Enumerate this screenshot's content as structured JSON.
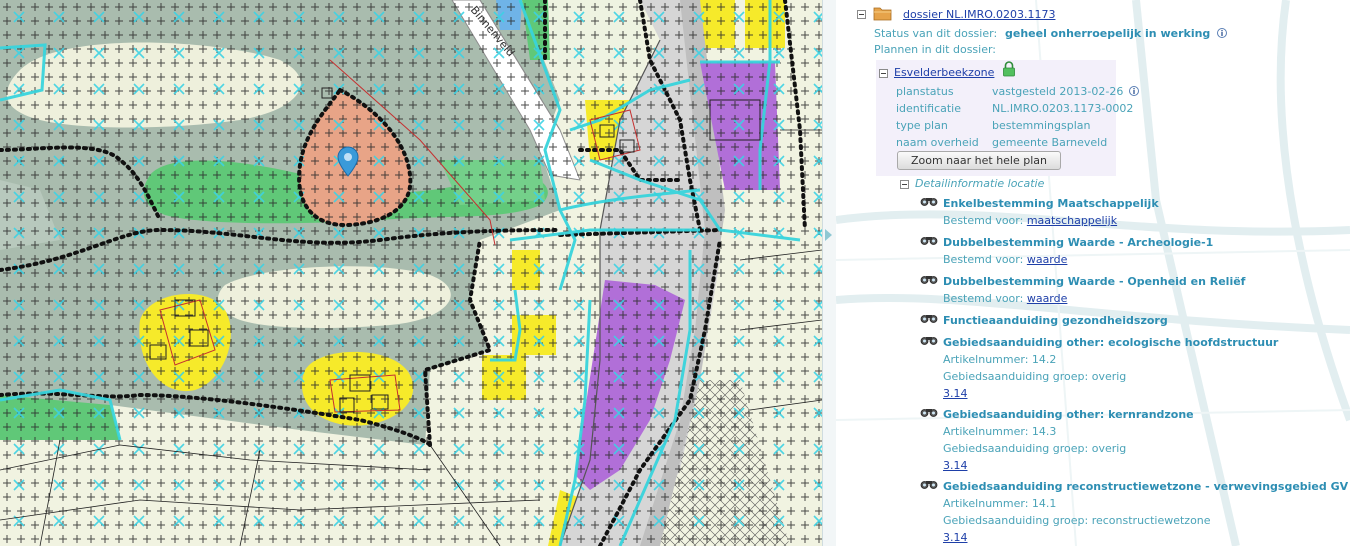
{
  "map": {
    "street_label": "Binnenveld",
    "location_marker": "map-pin-icon"
  },
  "panel": {
    "dossier": {
      "icon": "folder-icon",
      "link": "dossier NL.IMRO.0203.1173",
      "status_label": "Status van dit dossier:",
      "status_value": "geheel onherroepelijk in werking",
      "plans_label": "Plannen in dit dossier:"
    },
    "plan": {
      "name": "Esvelderbeekzone",
      "lock_icon": "lock-icon",
      "fields": [
        {
          "label": "planstatus",
          "value": "vastgesteld 2013-02-26"
        },
        {
          "label": "identificatie",
          "value": "NL.IMRO.0203.1173-0002"
        },
        {
          "label": "type plan",
          "value": "bestemmingsplan"
        },
        {
          "label": "naam overheid",
          "value": "gemeente Barneveld"
        }
      ],
      "zoom_button": "Zoom naar het hele plan"
    },
    "detail": {
      "title": "Detailinformatie locatie",
      "items": [
        {
          "title": "Enkelbestemming Maatschappelijk",
          "sub1": "Bestemd voor: ",
          "link": "maatschappelijk"
        },
        {
          "title": "Dubbelbestemming Waarde - Archeologie-1",
          "sub1": "Bestemd voor: ",
          "link": "waarde"
        },
        {
          "title": "Dubbelbestemming Waarde - Openheid en Reliëf",
          "sub1": "Bestemd voor: ",
          "link": "waarde"
        },
        {
          "title": "Functieaanduiding gezondheidszorg"
        },
        {
          "title": "Gebiedsaanduiding other: ecologische hoofdstructuur",
          "sub1": "Artikelnummer: 14.2",
          "sub2": "Gebiedsaanduiding groep: overig",
          "link": "3.14"
        },
        {
          "title": "Gebiedsaanduiding other: kernrandzone",
          "sub1": "Artikelnummer: 14.3",
          "sub2": "Gebiedsaanduiding groep: overig",
          "link": "3.14"
        },
        {
          "title": "Gebiedsaanduiding reconstructiewetzone - verwevingsgebied GV",
          "sub1": "Artikelnummer: 14.1",
          "sub2": "Gebiedsaanduiding groep: reconstructiewetzone",
          "link": "3.14"
        }
      ]
    }
  },
  "colors": {
    "agrarisch": "#f1f3e1",
    "groen": "#adc8b4",
    "bos": "#60c878",
    "wonen": "#f6ea2a",
    "maatschappelijk": "#e8a487",
    "bedrijf": "#b16fd8",
    "weg": "#cdcdcd",
    "ehs_line": "#38d4dc"
  }
}
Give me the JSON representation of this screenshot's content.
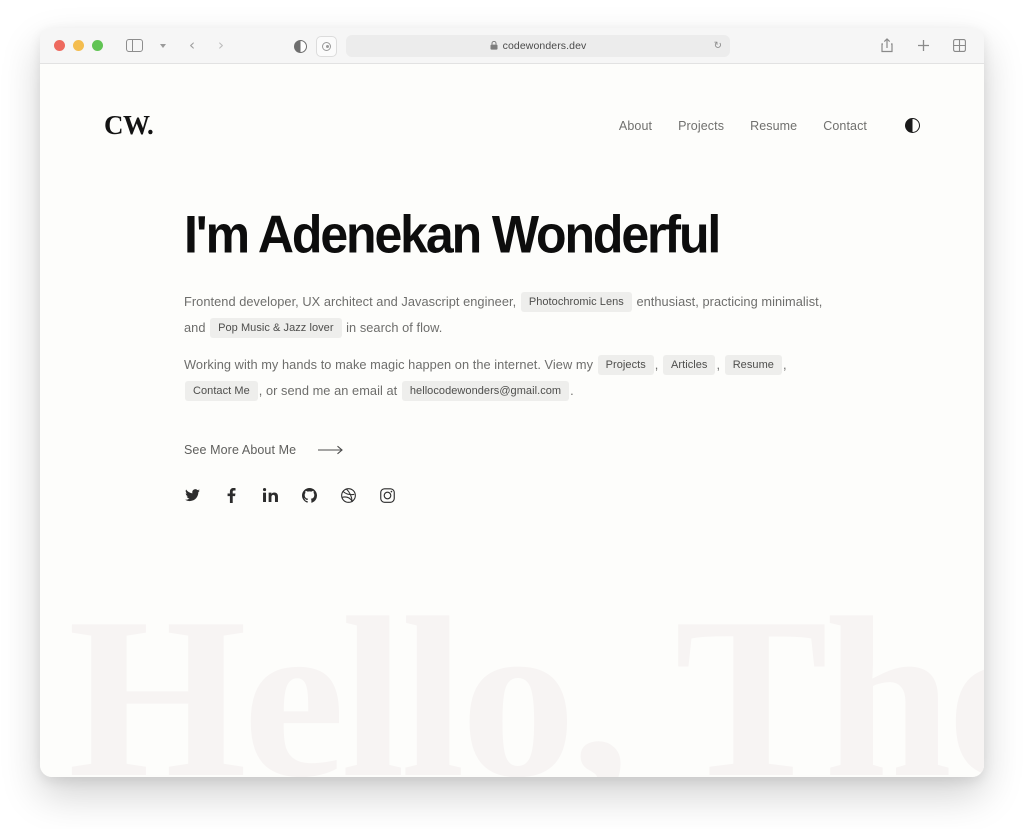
{
  "browser": {
    "traffic_lights": [
      "close",
      "minimize",
      "zoom"
    ],
    "sidebar_button": "sidebar-toggle",
    "tab_group_chevron": "tab-group-chevron",
    "back_label": "‹",
    "forward_label": "›",
    "reader_label": "reader-mode",
    "extension_label": "extension",
    "url": "codewonders.dev",
    "lock": "🔒",
    "reload": "↻",
    "share_label": "share",
    "new_tab_label": "new-tab",
    "tab_overview_label": "tab-overview"
  },
  "site": {
    "logo": "CW",
    "logo_dot": ".",
    "nav": [
      {
        "label": "About"
      },
      {
        "label": "Projects"
      },
      {
        "label": "Resume"
      },
      {
        "label": "Contact"
      }
    ],
    "theme_toggle": "dark-mode-toggle"
  },
  "hero": {
    "title": "I'm Adenekan Wonderful",
    "paragraph1": {
      "part1": "Frontend developer, UX architect and Javascript engineer,",
      "tag1": "Photochromic Lens",
      "part2": "enthusiast, practicing minimalist, and",
      "tag2": "Pop Music & Jazz lover",
      "part3": "in search of flow."
    },
    "paragraph2": {
      "part1": "Working with my hands to make magic happen on the internet. View my",
      "link1": "Projects",
      "sep1": ",",
      "link2": "Articles",
      "sep2": ",",
      "link3": "Resume",
      "sep3": ",",
      "link4": "Contact Me",
      "part2": ", or send me",
      "part3": "an email at",
      "email": "hellocodewonders@gmail.com",
      "period": "."
    },
    "cta": {
      "label": "See More About Me",
      "arrow": "→"
    },
    "socials": [
      {
        "name": "twitter"
      },
      {
        "name": "facebook"
      },
      {
        "name": "linkedin"
      },
      {
        "name": "github"
      },
      {
        "name": "dribbble"
      },
      {
        "name": "instagram"
      }
    ],
    "watermark": "Hello, There."
  },
  "colors": {
    "page_bg": "#fdfdfb",
    "text_dark": "#0d0d0d",
    "text_muted": "#6e6e6c",
    "pill_bg": "#eeeeec",
    "watermark": "#f7f4f3"
  }
}
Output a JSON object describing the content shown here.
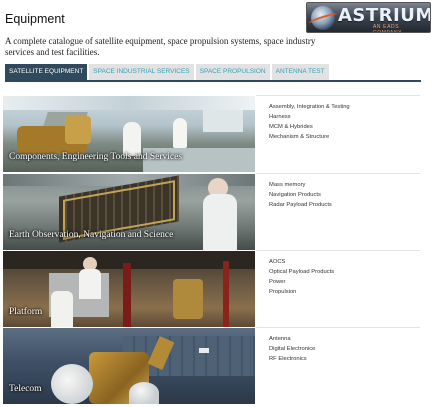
{
  "header": {
    "title": "Equipment",
    "intro": "A complete catalogue of satellite equipment, space propulsion systems, space industry services and test facilities."
  },
  "logo": {
    "wordmark": "ASTRIUM",
    "tagline": "AN EADS COMPANY"
  },
  "tabs": [
    {
      "label": "Satellite Equipment",
      "active": true
    },
    {
      "label": "Space Industrial Services",
      "active": false
    },
    {
      "label": "Space Propulsion",
      "active": false
    },
    {
      "label": "Antenna Test",
      "active": false
    }
  ],
  "categories": [
    {
      "title": "Components, Engineering Tools and Services",
      "links": [
        "Assembly, Integration & Testing",
        "Harness",
        "MCM & Hybrides",
        "Mechanism & Structure"
      ]
    },
    {
      "title": "Earth Observation, Navigation and Science",
      "links": [
        "Mass memory",
        "Navigation Products",
        "Radar Payload Products"
      ]
    },
    {
      "title": "Platform",
      "links": [
        "AOCS",
        "Optical Payload Products",
        "Power",
        "Propulsion"
      ]
    },
    {
      "title": "Telecom",
      "links": [
        "Antenna",
        "Digital Electronice",
        "RF Electronics"
      ]
    }
  ],
  "colors": {
    "active_tab": "#2f4a5d",
    "inactive_tab_text": "#39a0ba",
    "inactive_tab_bg": "#e2e2e2"
  }
}
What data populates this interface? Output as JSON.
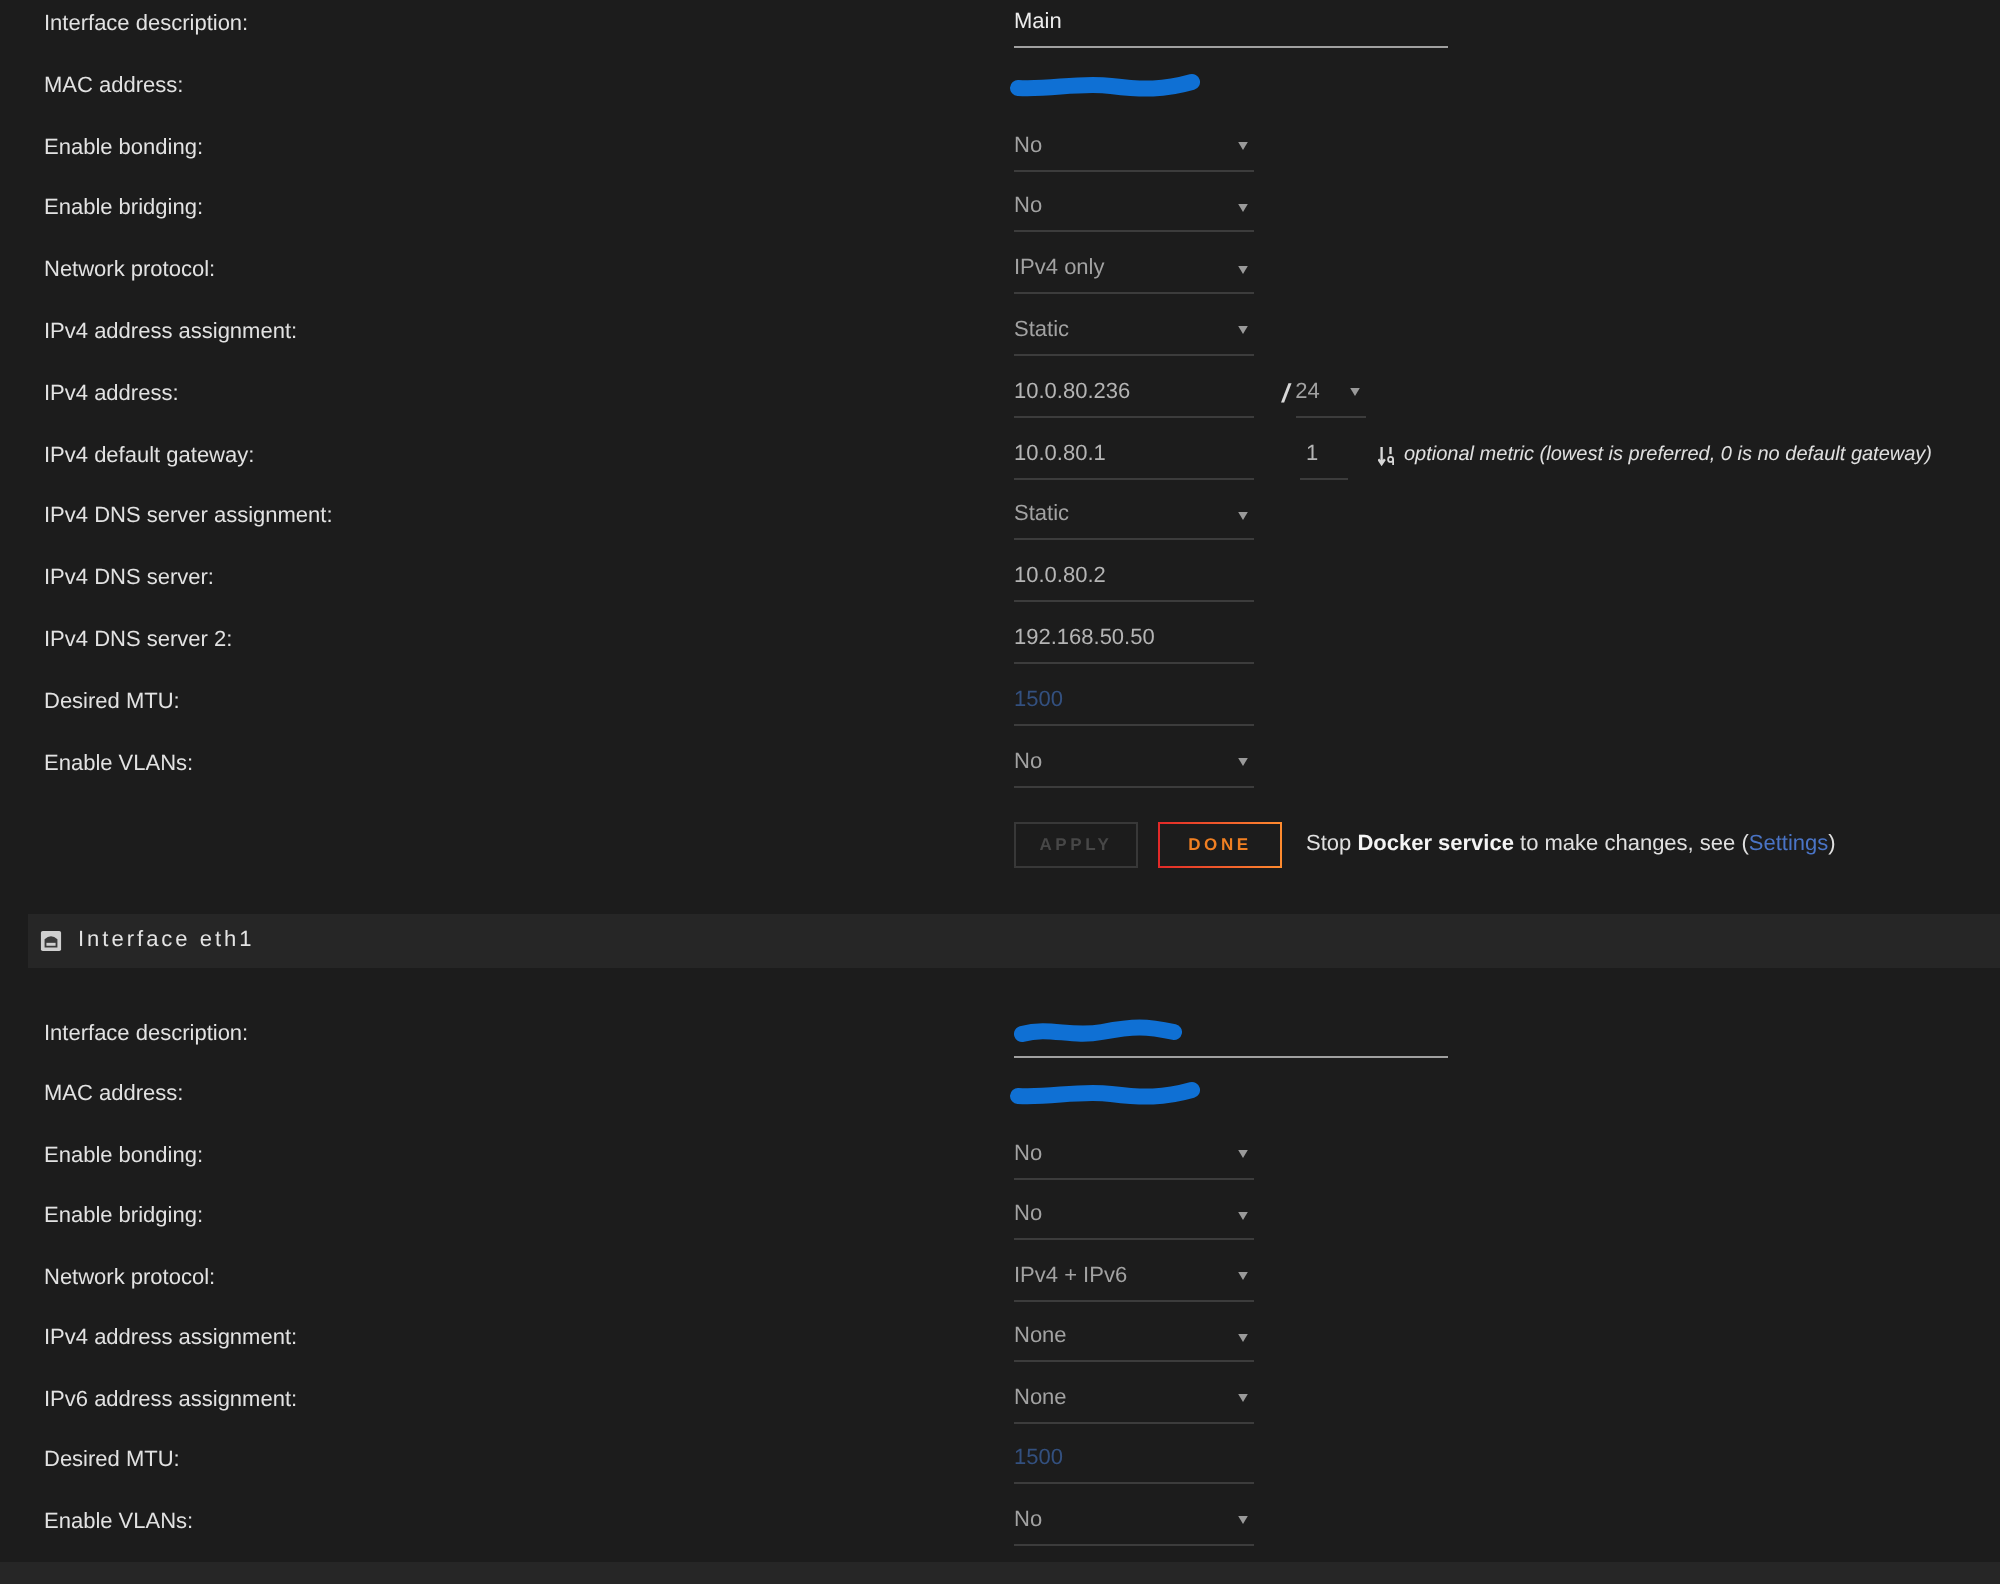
{
  "sections": [
    {
      "rows": [
        {
          "label": "Interface description:",
          "kind": "wide_input",
          "value": "Main",
          "redacted": false
        },
        {
          "label": "MAC address:",
          "kind": "text",
          "redacted": true
        },
        {
          "label": "Enable bonding:",
          "kind": "select",
          "value": "No"
        },
        {
          "label": "Enable bridging:",
          "kind": "select",
          "value": "No"
        },
        {
          "label": "Network protocol:",
          "kind": "select",
          "value": "IPv4 only"
        },
        {
          "label": "IPv4 address assignment:",
          "kind": "select",
          "value": "Static"
        },
        {
          "label": "IPv4 address:",
          "kind": "address",
          "value": "10.0.80.236",
          "separator": "/",
          "prefix": "24"
        },
        {
          "label": "IPv4 default gateway:",
          "kind": "gateway",
          "value": "10.0.80.1",
          "metric": "1",
          "hint": "optional metric (lowest is preferred, 0 is no default gateway)"
        },
        {
          "label": "IPv4 DNS server assignment:",
          "kind": "select",
          "value": "Static"
        },
        {
          "label": "IPv4 DNS server:",
          "kind": "input",
          "value": "10.0.80.2"
        },
        {
          "label": "IPv4 DNS server 2:",
          "kind": "input",
          "value": "192.168.50.50"
        },
        {
          "label": "Desired MTU:",
          "kind": "input",
          "placeholder": "1500"
        },
        {
          "label": "Enable VLANs:",
          "kind": "select",
          "value": "No"
        }
      ],
      "actions": {
        "buttons": [
          {
            "label": "APPLY",
            "disabled": true
          },
          {
            "label": "DONE",
            "disabled": false
          }
        ],
        "notice": {
          "text": "Stop **Docker service** to make changes, see (",
          "link": "Settings",
          "text_after": ")"
        }
      }
    },
    {
      "title": "Interface eth1",
      "rows": [
        {
          "label": "Interface description:",
          "kind": "wide_input",
          "redacted": true
        },
        {
          "label": "MAC address:",
          "kind": "text",
          "redacted": true
        },
        {
          "label": "Enable bonding:",
          "kind": "select",
          "value": "No"
        },
        {
          "label": "Enable bridging:",
          "kind": "select",
          "value": "No"
        },
        {
          "label": "Network protocol:",
          "kind": "select",
          "value": "IPv4 + IPv6"
        },
        {
          "label": "IPv4 address assignment:",
          "kind": "select",
          "value": "None"
        },
        {
          "label": "IPv6 address assignment:",
          "kind": "select",
          "value": "None"
        },
        {
          "label": "Desired MTU:",
          "kind": "input",
          "placeholder": "1500"
        },
        {
          "label": "Enable VLANs:",
          "kind": "select",
          "value": "No"
        }
      ]
    }
  ]
}
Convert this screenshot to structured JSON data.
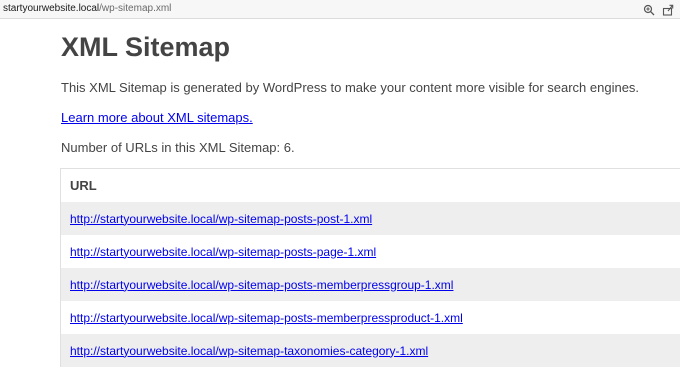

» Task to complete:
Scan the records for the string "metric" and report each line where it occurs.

» Your response:
          "metric": "1",
          "hint": "optional metric (lowest is preferred, 0 is no default gateway)"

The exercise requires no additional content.